Now in the main part of your sketch when you decided the settings need to change you can simply update the config instance and call a saveSettings function to actually write them to the EEPROM.
void saveSettings() {
  if (!compareSettings()) {
    //we need to store the new settings in EEPROM

    //move on one position from the previous place we stored things

    //if writing at offset would mean going outside the EEPROM limit then
    //reset the pointer to the beginning of the EEPROM
    if (offset > EEPROMSizeUno-sizeof(config)) offset = 0;

    //do the actual EEPROM writing
    EEPROM.updateBlock(offset, config);

    //stored should now be the same as config
    stored = config;
Essentially if the config and stored instances differ then we need to write config to the EEPROM. We increment the offset (the wear levelling part), check we haven't gone outside the valid range, and then write the block (we actually use update so that we don't write bytes that won't actually change) and now we know that config and stored are the same again.

I mentioned earlier that the reason for putting the multi-byte marker at the end of the config structure was so that I knew once it had been written then the rest of the data must have been as well. The problem here is that if writing fails before the start of the marker we will have no way of knowing, other than we will see random configuration data. The easiest option would be to add a different marker at the start. If both markers are present and in the right place then the data between them must be valid. The problem here is that a four character marker takes up more space than the config data I'm saving so having two of them seems like a waste.

The approach I'm taking is to compute a hash of the four config values and store this as the first piece of data. This means that when I read the structure back I can check for the multi-byte end marker and that the data matches the hash. The problem is that the hash function is specific to the number and type of config variables you want to store and so isn't a generic solution but something you would have to adapt to your needs. As an example though here is how I'm currently hashing the four bytes of configuration data.
const int prime = 31;
int result = 1;
result = prime * result + config.a;
result = prime * result + config.b;
result = prime * result + config.c;
result = prime * result + config.d;
This code (which is based on what Eclipse generates for a four byte java structure) generates an integer (two bytes on the Arduino) based upon the four config values. Changing any of the config values changes the result of the hash function. There is also a second reason for using a hash function: data stored in EEPROM can degrade over time and the hash function allows us to check that the data hasn't changed since we stored it.

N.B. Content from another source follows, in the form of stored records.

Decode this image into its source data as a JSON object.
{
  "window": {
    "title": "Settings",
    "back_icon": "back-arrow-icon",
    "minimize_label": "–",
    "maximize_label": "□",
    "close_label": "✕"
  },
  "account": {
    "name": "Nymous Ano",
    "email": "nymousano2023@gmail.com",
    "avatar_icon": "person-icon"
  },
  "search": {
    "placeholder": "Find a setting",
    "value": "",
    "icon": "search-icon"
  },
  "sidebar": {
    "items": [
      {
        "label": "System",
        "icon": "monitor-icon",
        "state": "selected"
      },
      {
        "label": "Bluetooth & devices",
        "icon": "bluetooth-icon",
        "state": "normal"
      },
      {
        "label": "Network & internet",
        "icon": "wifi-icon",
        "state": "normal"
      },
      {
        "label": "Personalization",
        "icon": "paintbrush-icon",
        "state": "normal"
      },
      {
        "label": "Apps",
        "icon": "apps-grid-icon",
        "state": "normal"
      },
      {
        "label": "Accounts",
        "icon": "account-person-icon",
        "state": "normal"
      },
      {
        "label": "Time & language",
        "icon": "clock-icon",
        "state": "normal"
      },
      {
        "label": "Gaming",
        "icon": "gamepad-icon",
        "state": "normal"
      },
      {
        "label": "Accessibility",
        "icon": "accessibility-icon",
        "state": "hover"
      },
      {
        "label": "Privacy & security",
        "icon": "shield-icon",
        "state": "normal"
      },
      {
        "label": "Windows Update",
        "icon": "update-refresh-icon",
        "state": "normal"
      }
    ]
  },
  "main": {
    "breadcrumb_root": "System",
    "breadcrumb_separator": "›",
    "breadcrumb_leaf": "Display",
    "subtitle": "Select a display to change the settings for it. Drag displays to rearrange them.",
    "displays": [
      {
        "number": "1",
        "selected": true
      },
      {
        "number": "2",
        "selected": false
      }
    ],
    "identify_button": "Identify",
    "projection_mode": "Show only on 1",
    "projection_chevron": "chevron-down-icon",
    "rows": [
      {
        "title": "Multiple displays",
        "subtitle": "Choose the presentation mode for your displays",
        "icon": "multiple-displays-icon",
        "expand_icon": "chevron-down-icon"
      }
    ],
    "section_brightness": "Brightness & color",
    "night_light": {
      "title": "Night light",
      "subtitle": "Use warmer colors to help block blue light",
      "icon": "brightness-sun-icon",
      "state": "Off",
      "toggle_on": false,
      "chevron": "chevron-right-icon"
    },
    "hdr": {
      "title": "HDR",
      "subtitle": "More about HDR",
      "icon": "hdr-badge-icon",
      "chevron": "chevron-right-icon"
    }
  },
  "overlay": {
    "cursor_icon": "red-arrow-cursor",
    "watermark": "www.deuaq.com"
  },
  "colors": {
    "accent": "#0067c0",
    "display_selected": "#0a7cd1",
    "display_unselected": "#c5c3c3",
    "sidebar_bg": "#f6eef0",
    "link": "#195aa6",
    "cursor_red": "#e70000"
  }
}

I know this hasn’t led to a single example sketch you can use, but hopefully the snippets I've presented will come in handy.